→ **Work item**
Find each line below where the word "shortcut" occurs, and copy it.

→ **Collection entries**
======

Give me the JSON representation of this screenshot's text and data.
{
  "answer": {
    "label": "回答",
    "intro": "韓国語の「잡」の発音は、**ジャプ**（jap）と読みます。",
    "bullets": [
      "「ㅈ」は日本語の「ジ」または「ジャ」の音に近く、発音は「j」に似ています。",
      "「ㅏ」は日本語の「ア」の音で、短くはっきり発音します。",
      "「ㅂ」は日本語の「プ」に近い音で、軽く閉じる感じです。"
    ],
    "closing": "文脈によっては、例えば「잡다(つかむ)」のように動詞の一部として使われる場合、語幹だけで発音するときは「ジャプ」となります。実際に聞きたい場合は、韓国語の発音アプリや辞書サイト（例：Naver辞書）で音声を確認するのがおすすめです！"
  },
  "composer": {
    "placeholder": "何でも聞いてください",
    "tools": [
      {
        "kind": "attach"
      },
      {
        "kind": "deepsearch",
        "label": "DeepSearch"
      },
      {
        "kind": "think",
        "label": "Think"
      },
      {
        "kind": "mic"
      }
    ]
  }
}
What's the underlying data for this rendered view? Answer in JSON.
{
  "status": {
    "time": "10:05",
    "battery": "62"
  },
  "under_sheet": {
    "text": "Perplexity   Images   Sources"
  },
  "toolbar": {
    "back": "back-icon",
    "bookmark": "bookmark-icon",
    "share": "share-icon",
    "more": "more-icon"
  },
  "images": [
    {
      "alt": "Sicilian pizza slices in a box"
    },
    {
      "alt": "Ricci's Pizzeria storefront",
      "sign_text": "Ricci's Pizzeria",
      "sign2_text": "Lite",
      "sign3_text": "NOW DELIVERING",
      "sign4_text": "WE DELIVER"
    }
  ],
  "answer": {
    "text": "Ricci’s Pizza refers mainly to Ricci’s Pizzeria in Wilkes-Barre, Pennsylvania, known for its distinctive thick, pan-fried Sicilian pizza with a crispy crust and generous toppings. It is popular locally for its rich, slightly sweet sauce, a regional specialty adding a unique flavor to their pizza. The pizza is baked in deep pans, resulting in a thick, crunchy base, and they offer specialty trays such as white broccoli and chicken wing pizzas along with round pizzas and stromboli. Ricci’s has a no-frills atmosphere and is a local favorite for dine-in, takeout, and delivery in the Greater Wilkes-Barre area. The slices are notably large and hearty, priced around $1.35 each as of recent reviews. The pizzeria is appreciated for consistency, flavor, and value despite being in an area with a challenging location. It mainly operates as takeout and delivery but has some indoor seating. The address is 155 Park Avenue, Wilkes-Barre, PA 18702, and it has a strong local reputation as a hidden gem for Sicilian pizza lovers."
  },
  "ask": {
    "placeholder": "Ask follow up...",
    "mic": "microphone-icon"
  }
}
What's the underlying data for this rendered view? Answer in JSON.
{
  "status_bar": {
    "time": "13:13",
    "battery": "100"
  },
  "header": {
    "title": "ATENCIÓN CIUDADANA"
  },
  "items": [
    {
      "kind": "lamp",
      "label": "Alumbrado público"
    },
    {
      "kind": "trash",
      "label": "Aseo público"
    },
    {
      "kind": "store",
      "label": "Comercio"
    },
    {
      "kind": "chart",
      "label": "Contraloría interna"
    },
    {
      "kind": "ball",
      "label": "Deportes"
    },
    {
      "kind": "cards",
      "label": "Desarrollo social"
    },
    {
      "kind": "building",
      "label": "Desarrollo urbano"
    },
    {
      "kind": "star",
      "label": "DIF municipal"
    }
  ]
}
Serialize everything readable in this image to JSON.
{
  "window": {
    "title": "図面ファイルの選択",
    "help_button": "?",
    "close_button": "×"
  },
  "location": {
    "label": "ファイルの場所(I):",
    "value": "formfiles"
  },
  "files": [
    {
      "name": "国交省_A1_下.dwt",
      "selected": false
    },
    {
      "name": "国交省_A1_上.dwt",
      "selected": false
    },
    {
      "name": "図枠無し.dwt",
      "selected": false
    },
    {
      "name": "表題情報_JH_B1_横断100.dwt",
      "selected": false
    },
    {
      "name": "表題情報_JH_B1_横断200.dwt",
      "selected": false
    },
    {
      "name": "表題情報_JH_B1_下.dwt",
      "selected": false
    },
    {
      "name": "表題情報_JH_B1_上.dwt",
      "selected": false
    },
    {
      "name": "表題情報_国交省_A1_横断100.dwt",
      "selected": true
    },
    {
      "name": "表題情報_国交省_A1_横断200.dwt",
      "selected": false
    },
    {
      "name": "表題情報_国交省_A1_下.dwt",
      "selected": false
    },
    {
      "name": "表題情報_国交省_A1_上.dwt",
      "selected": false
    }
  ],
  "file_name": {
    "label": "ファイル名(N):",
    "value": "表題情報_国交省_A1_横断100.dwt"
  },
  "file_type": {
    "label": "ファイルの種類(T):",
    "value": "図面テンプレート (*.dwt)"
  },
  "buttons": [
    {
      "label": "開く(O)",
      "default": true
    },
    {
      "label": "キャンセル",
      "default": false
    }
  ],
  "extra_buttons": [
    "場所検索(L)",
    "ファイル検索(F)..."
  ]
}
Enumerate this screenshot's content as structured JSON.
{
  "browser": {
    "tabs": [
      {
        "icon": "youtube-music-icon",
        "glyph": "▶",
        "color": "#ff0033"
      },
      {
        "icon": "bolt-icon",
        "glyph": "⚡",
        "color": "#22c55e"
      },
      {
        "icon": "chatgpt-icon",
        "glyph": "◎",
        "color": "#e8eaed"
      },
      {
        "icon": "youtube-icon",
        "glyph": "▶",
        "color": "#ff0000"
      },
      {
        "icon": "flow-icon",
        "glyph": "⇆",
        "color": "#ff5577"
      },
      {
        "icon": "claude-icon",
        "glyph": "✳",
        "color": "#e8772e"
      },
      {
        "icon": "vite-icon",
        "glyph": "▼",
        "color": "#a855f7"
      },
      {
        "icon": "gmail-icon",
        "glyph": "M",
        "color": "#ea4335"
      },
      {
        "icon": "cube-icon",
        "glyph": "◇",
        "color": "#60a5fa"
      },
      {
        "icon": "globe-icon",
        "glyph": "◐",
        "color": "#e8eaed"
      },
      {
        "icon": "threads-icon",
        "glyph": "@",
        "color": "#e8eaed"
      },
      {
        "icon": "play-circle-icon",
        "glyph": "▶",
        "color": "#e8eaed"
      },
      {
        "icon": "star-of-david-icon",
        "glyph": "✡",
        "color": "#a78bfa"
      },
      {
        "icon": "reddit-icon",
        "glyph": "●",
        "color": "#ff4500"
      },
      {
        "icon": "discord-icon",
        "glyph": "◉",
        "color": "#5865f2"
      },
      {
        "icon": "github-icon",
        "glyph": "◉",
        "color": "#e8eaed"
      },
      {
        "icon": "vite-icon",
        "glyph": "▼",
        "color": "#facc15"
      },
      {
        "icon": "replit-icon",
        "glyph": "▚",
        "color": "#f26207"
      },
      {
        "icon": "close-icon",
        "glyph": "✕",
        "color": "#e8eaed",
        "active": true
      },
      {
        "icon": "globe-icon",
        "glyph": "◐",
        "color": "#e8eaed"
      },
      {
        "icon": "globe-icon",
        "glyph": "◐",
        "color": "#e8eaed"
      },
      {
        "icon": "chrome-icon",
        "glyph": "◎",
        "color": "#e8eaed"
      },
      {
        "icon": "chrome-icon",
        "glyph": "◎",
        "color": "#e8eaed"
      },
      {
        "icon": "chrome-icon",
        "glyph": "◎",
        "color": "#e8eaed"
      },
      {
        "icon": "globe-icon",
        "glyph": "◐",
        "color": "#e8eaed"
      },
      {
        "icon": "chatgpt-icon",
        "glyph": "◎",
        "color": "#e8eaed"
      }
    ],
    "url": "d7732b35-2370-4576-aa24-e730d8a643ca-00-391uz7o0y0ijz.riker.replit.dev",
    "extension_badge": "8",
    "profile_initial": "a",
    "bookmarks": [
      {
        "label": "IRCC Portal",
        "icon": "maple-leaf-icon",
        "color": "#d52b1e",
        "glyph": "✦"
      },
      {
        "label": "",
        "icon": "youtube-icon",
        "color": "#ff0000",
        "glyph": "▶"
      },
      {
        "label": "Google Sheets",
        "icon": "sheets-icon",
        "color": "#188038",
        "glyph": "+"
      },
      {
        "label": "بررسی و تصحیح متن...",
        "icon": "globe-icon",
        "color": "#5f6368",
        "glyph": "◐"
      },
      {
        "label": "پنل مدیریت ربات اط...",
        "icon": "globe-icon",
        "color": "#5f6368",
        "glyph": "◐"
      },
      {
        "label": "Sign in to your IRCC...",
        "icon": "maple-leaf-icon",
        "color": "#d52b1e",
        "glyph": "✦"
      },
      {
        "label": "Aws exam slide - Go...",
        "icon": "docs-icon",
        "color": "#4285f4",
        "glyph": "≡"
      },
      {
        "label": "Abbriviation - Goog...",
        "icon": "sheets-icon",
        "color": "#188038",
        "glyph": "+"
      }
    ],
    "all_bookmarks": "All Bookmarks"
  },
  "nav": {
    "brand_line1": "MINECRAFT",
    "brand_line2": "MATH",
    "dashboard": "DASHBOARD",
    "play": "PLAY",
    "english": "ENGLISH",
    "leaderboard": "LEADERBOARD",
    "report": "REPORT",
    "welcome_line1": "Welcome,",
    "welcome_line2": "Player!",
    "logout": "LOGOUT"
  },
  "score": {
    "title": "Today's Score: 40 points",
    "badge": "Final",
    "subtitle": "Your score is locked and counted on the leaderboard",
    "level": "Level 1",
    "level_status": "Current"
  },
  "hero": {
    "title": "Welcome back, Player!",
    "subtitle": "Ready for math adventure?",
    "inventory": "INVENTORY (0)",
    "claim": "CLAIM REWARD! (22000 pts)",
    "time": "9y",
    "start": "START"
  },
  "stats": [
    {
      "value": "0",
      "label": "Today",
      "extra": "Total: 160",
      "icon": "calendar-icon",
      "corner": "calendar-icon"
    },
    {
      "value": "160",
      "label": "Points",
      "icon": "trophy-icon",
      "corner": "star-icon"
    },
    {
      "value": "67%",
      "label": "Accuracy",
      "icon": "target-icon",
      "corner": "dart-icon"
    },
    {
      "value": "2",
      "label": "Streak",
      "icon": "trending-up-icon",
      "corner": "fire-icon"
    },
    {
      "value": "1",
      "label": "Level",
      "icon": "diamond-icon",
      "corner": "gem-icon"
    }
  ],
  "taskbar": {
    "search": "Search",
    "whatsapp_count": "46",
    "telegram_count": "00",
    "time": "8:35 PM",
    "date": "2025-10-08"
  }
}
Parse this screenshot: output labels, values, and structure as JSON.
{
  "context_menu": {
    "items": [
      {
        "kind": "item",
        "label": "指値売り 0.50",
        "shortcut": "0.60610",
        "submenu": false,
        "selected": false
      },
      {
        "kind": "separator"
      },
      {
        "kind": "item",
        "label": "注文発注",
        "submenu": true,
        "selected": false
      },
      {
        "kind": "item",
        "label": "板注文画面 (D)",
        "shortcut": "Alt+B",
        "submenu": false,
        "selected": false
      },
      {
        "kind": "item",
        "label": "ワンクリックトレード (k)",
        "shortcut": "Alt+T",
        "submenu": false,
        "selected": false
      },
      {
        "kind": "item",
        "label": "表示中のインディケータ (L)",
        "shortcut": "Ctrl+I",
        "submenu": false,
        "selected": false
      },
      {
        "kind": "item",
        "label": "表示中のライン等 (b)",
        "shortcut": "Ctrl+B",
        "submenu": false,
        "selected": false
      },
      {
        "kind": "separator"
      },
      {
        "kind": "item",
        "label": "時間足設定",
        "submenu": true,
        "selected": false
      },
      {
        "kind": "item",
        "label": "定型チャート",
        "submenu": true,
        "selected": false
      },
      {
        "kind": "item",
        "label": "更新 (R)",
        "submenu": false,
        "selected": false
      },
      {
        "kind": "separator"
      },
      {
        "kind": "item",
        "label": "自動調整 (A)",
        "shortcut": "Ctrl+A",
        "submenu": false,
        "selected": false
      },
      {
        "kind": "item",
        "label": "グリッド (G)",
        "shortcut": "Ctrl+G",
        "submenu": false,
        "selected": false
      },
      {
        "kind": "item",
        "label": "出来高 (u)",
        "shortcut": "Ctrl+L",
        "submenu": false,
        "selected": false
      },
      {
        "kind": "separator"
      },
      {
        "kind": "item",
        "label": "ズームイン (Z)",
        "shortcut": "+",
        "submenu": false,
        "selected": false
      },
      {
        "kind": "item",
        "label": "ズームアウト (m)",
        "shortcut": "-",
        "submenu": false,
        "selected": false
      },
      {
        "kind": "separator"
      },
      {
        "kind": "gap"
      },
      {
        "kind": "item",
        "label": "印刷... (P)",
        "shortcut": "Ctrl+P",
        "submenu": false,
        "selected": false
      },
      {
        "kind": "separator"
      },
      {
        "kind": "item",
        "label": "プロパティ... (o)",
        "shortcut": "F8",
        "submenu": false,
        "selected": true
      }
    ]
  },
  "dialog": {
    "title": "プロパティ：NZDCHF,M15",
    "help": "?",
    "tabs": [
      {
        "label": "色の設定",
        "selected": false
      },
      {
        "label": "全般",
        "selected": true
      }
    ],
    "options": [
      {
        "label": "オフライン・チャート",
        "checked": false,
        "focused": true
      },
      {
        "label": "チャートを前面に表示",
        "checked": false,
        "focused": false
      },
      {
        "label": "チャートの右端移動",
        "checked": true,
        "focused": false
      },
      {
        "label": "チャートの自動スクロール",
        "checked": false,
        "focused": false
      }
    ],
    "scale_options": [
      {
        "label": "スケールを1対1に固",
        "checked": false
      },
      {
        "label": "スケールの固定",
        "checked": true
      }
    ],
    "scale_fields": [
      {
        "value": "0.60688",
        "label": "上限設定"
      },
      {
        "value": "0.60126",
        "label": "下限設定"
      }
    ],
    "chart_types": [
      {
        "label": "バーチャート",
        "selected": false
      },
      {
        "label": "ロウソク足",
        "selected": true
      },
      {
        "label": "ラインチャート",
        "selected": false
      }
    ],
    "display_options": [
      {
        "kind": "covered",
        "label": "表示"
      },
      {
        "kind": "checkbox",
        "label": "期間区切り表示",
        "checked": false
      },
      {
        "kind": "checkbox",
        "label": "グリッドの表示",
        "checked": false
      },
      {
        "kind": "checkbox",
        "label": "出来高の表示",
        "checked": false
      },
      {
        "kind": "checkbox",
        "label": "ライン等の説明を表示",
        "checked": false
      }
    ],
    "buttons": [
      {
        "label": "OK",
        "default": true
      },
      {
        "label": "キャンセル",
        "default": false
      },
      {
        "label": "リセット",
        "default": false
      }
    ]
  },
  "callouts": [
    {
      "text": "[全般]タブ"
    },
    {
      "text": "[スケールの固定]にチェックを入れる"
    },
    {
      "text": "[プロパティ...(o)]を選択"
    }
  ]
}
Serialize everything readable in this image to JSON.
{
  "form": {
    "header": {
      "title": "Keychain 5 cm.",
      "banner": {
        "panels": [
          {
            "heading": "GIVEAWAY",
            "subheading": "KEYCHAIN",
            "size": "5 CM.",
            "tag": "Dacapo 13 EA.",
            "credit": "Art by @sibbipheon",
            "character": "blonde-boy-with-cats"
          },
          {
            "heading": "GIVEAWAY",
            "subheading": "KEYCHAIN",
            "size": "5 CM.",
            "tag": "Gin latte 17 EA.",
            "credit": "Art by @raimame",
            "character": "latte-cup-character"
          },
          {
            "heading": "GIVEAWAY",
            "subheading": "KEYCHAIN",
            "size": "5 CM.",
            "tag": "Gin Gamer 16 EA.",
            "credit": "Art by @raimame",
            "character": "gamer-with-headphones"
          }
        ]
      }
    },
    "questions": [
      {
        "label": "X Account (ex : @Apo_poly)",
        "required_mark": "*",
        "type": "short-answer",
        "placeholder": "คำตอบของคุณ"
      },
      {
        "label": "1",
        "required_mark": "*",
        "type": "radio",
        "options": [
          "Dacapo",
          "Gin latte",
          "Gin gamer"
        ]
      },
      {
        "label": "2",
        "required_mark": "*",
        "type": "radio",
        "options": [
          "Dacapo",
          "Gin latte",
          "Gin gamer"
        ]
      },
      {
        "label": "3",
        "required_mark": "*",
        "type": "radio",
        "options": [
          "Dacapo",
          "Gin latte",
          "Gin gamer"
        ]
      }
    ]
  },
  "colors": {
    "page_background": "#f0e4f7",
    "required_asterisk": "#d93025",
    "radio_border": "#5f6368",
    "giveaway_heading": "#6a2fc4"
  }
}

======

→ **Task answer**
        "shortcut": "0.60610",
        "shortcut": "Alt+B",
        "shortcut": "Alt+T",
        "shortcut": "Ctrl+I",
        "shortcut": "Ctrl+B",
        "shortcut": "Ctrl+A",
        "shortcut": "Ctrl+G",
        "shortcut": "Ctrl+L",
        "shortcut": "+",
        "shortcut": "-",
        "shortcut": "Ctrl+P",
        "shortcut": "F8",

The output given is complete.